Tasks in an agile project are driven by iteration. An iteration is a time frame, generally one to two weeks, during which clients’ needs are developed and transformed into running, testable products. A key feature of agile methodology is the assumption that projects consist of a sequence of iterations. Teams can use their velocity to track how much they accomplish during each iteration in order to keep plans realistic and avoid overcommitment. In each iteration, a shippable product is completed after going through analysis, design, testing, quality assurance and user experience. While all the fine-tuned features may be missing, team members should be confident that they could release the product if required.
Several frameworks exist within agile methodology, including Scrum, Lean and Extreme Programming. Most organizations that transition to agile methodology choose to start with Scrum due to its simplicity and flexibility. Scrum projects provide companies and clients with structure for roles, meetings and rules. Team members are responsible for learning and adapting processes in order to cope with unpredictability.
Each Scrum project has a backlog or to-do list of work. During the planning phase, the backlog is populated with tasks, goals and a timeframe for execution. After the backlog has been discussed, the project is broken down to sprints, which are one to two week periods aimed at completing a number of backlog items. During each sprint, the team has daily meetings to discuss current progress, future progress and any factors hindering progress.

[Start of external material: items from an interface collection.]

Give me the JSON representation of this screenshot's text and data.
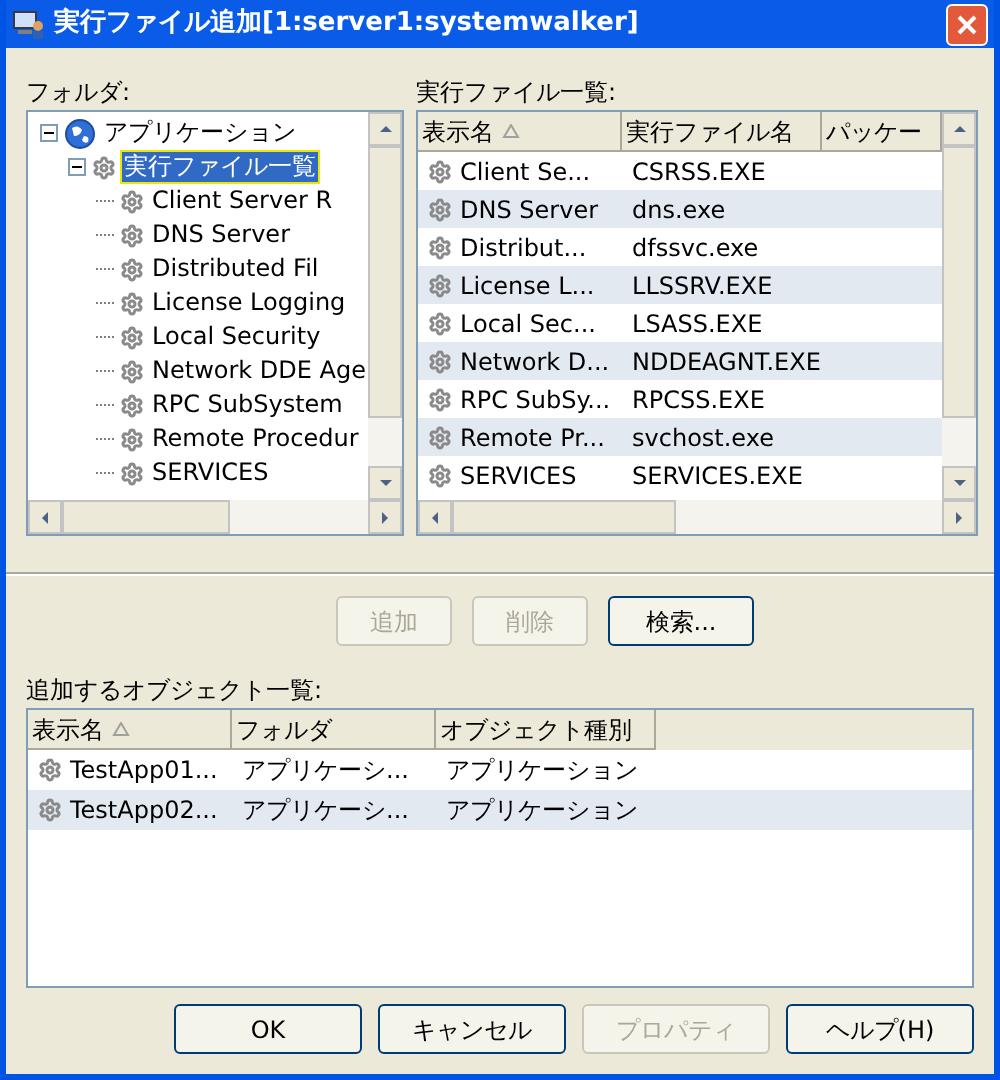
{
  "window": {
    "title": "実行ファイル追加[1:server1:systemwalker]"
  },
  "folder_panel": {
    "label": "フォルダ:",
    "tree": [
      {
        "label": "アプリケーション",
        "kind": "globe",
        "expanded": true,
        "selected": false,
        "children": [
          {
            "label": "実行ファイル一覧",
            "kind": "gear",
            "expanded": true,
            "selected": true,
            "children": [
              {
                "label": "Client Server R",
                "kind": "gear",
                "selected": false
              },
              {
                "label": "DNS Server",
                "kind": "gear",
                "selected": false
              },
              {
                "label": "Distributed Fil",
                "kind": "gear",
                "selected": false
              },
              {
                "label": "License Logging",
                "kind": "gear",
                "selected": false
              },
              {
                "label": "Local Security",
                "kind": "gear",
                "selected": false
              },
              {
                "label": "Network DDE Age",
                "kind": "gear",
                "selected": false
              },
              {
                "label": "RPC SubSystem",
                "kind": "gear",
                "selected": false
              },
              {
                "label": "Remote Procedur",
                "kind": "gear",
                "selected": false
              },
              {
                "label": "SERVICES",
                "kind": "gear",
                "selected": false
              }
            ]
          }
        ]
      }
    ]
  },
  "file_list": {
    "label": "実行ファイル一覧:",
    "columns": [
      "表示名",
      "実行ファイル名",
      "パッケー"
    ],
    "rows": [
      {
        "cells": [
          "Client Se...",
          "CSRSS.EXE"
        ]
      },
      {
        "cells": [
          "DNS Server",
          "dns.exe"
        ]
      },
      {
        "cells": [
          "Distribut...",
          "dfssvc.exe"
        ]
      },
      {
        "cells": [
          "License L...",
          "LLSSRV.EXE"
        ]
      },
      {
        "cells": [
          "Local Sec...",
          "LSASS.EXE"
        ]
      },
      {
        "cells": [
          "Network D...",
          "NDDEAGNT.EXE"
        ]
      },
      {
        "cells": [
          "RPC SubSy...",
          "RPCSS.EXE"
        ]
      },
      {
        "cells": [
          "Remote Pr...",
          "svchost.exe"
        ]
      },
      {
        "cells": [
          "SERVICES",
          "SERVICES.EXE"
        ]
      }
    ]
  },
  "action_buttons": [
    {
      "label": "追加",
      "disabled": true
    },
    {
      "label": "削除",
      "disabled": true
    },
    {
      "label": "検索...",
      "disabled": false
    }
  ],
  "objects": {
    "label": "追加するオブジェクト一覧:",
    "columns": [
      "表示名",
      "フォルダ",
      "オブジェクト種別"
    ],
    "rows": [
      {
        "cells": [
          "TestApp01...",
          "アプリケーシ...",
          "アプリケーション"
        ]
      },
      {
        "cells": [
          "TestApp02...",
          "アプリケーシ...",
          "アプリケーション"
        ]
      }
    ]
  },
  "dialog_buttons": [
    {
      "label": "OK",
      "disabled": false
    },
    {
      "label": "キャンセル",
      "disabled": false
    },
    {
      "label": "プロパティ",
      "disabled": true
    },
    {
      "label": "ヘルプ(H)",
      "disabled": false
    }
  ]
}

At the end of each sprint, all necessary steps should be completed in the event of a potential product release.
Next, the product owner conducts a review in order to determine whether all stories in the sprint backlog have been sufficiently completed. At this time, the ScrumMaster meets with the team for a retrospective. Team members reflect on their own processes in order to adapt behavior for future sprints. It is crucial the ScrumMaster avoids common impediments and creates an encouraging environment for discussion. Due to the unpredictable nature of software and product development, each sprint is unique and must adapt to change.

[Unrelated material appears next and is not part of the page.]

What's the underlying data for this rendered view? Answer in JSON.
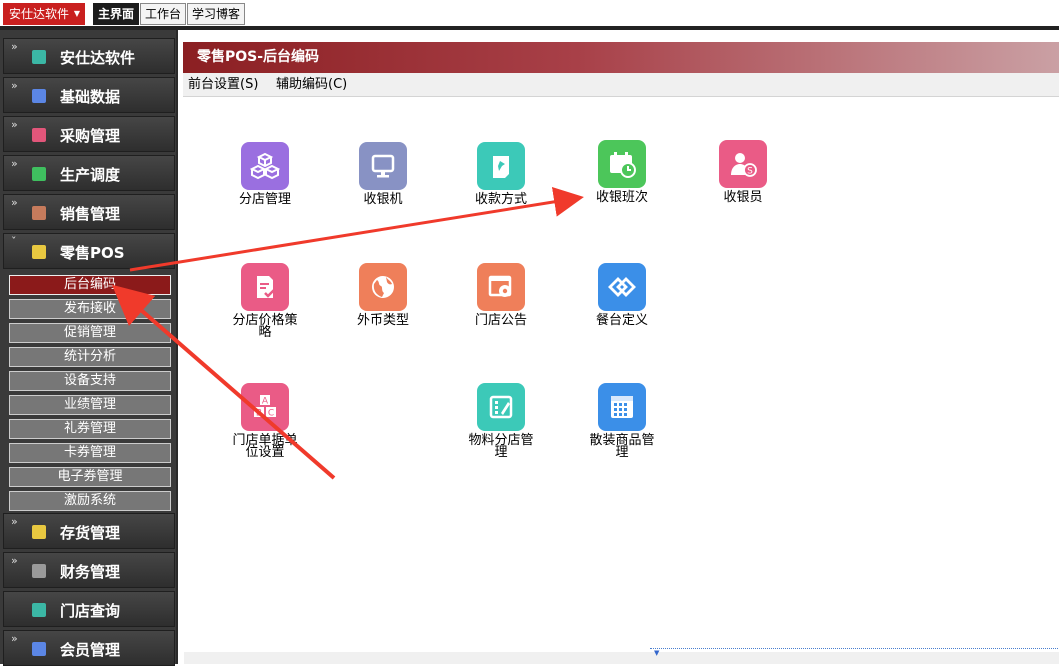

Scrum projects are facilitated by a product owner, ScrumMaster and team. During each sprint, the team, which is comprised of self-managing individuals, is responsible for determine and delegating how it will accomplish all the necessary work. Within the team, each member has an area of specialty; however, there are no formal titles or a hierarchy. The ScrumMaster is a dedicated individual who resolves impediments and keeps the team on track while ensuring transparency of the sprint backlog. Lastly, the product owner is responsible for creating and communicating the product vision and decides whether products should undergo more development or are ready to release.

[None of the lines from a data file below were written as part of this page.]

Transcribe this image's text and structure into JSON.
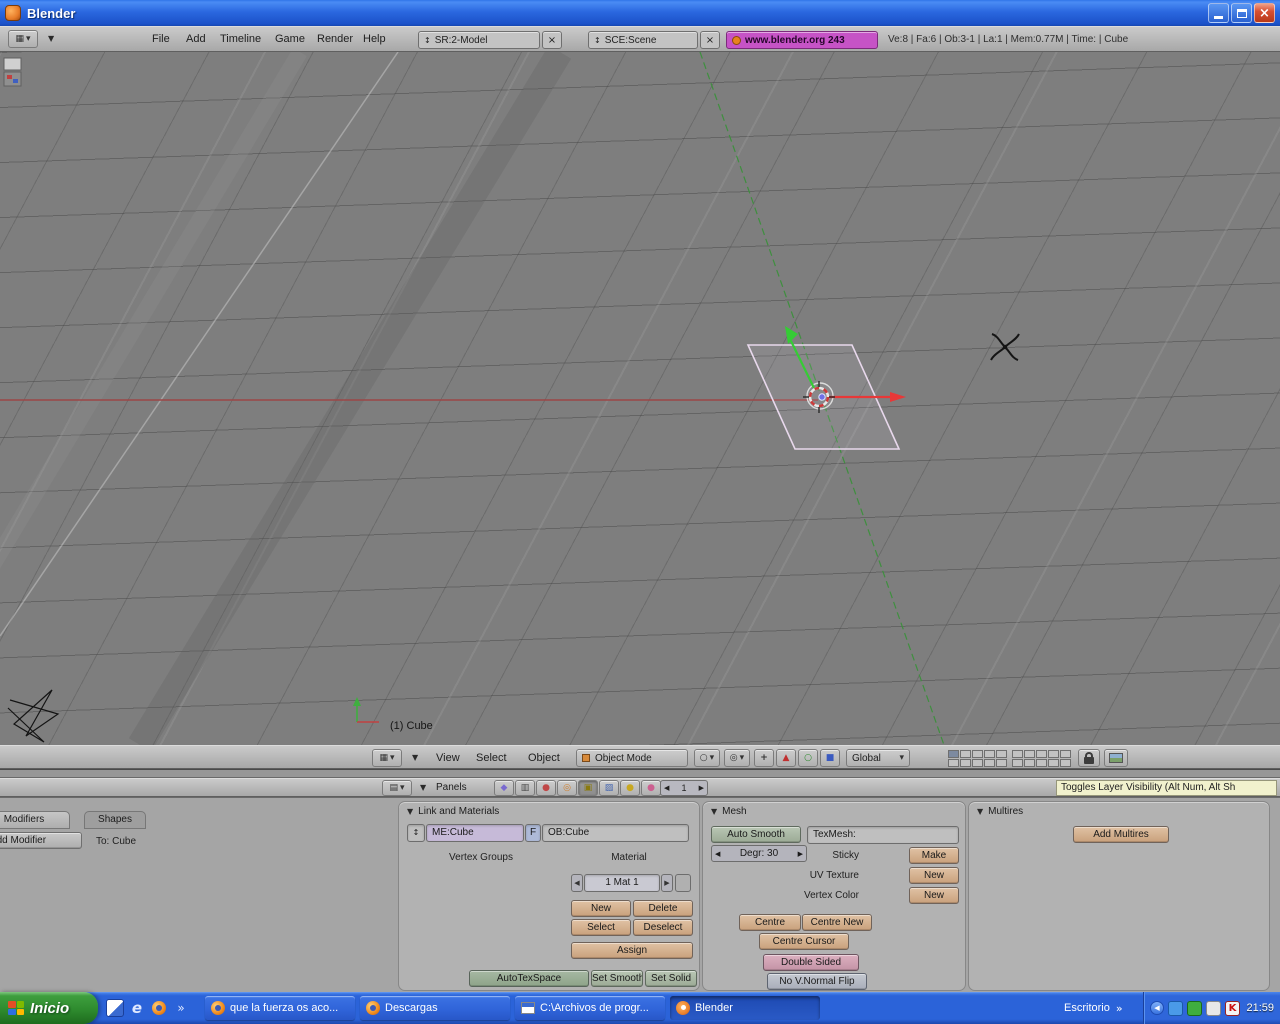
{
  "window": {
    "title": "Blender"
  },
  "icons": {
    "grid": "▦",
    "list": "▤",
    "down": "▾",
    "tri": "▼",
    "x": "×",
    "updown": "↕",
    "left": "◀",
    "right": "▶",
    "chev": "»",
    "dot": "●",
    "circle": "○",
    "square": "■",
    "triangle": "▲",
    "bullseye": "◎",
    "boxdot": "▣",
    "hlines": "▥",
    "diag": "▨",
    "diamond": "◆",
    "plus": "+",
    "e": "e",
    "K": "K"
  },
  "info_header": {
    "menus": [
      "File",
      "Add",
      "Timeline",
      "Game",
      "Render",
      "Help"
    ],
    "screen": "SR:2-Model",
    "scene": "SCE:Scene",
    "banner": "www.blender.org 243",
    "stats": "Ve:8 | Fa:6 | Ob:3-1 | La:1 | Mem:0.77M | Time: | Cube"
  },
  "viewport": {
    "active_object_label": "(1) Cube"
  },
  "viewport_header": {
    "menus": [
      "View",
      "Select",
      "Object"
    ],
    "mode": "Object Mode",
    "orientation": "Global"
  },
  "buttons_header": {
    "panels": "Panels",
    "frame": "1",
    "tooltip": "Toggles Layer Visibility (Alt Num, Alt Sh"
  },
  "editing": {
    "modifiers": {
      "tab1": "Modifiers",
      "tab2": "Shapes",
      "add": "Add Modifier",
      "to": "To: Cube"
    },
    "link_materials": {
      "title": "Link and Materials",
      "me": "ME:Cube",
      "f": "F",
      "ob": "OB:Cube",
      "vertex_groups": "Vertex Groups",
      "material": "Material",
      "mat_index": "1 Mat 1",
      "new": "New",
      "delete": "Delete",
      "select": "Select",
      "deselect": "Deselect",
      "assign": "Assign",
      "autotexspace": "AutoTexSpace",
      "set_smooth": "Set Smooth",
      "set_solid": "Set Solid"
    },
    "mesh": {
      "title": "Mesh",
      "auto_smooth": "Auto Smooth",
      "texmesh": "TexMesh:",
      "degr": "Degr: 30",
      "sticky": "Sticky",
      "make": "Make",
      "uv_texture": "UV Texture",
      "uv_new": "New",
      "vertex_color": "Vertex Color",
      "vc_new": "New",
      "centre": "Centre",
      "centre_new": "Centre New",
      "centre_cursor": "Centre Cursor",
      "double_sided": "Double Sided",
      "no_vnormal": "No V.Normal Flip"
    },
    "multires": {
      "title": "Multires",
      "add": "Add Multires"
    }
  },
  "taskbar": {
    "start": "Inicio",
    "tasks": [
      "que la fuerza os aco...",
      "Descargas",
      "C:\\Archivos de progr...",
      "Blender"
    ],
    "toolbar": "Escritorio",
    "clock": "21:59"
  },
  "colors": {
    "banner_magenta": "#c653c6",
    "button_tan": "#d2a886",
    "toggle_green": "#a9bca6",
    "toggle_pink": "#d0a2b4",
    "viewport_gray": "#7e7e7e",
    "taskbar_blue": "#2b63d9",
    "start_green": "#2e8b2e",
    "titlebar_blue": "#2b68e0"
  }
}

The Bottom Line
Widely used in software development today, agile methodology was developed for work that lacks defined processes. Agile methods, unlike sequential approaches, are not intended for repetitive types of work. Many industries have and continue to implement agile methodology within their business structures.
The agile framework contains multiple subsets, including Scrum, Lean and Extreme programming, which help individuals deal with unpredictability and flexibility. On the surface, agile methodology can help improve end-to-end processes; however, individuals must be committed, adaptable and able to learn in order for it to work.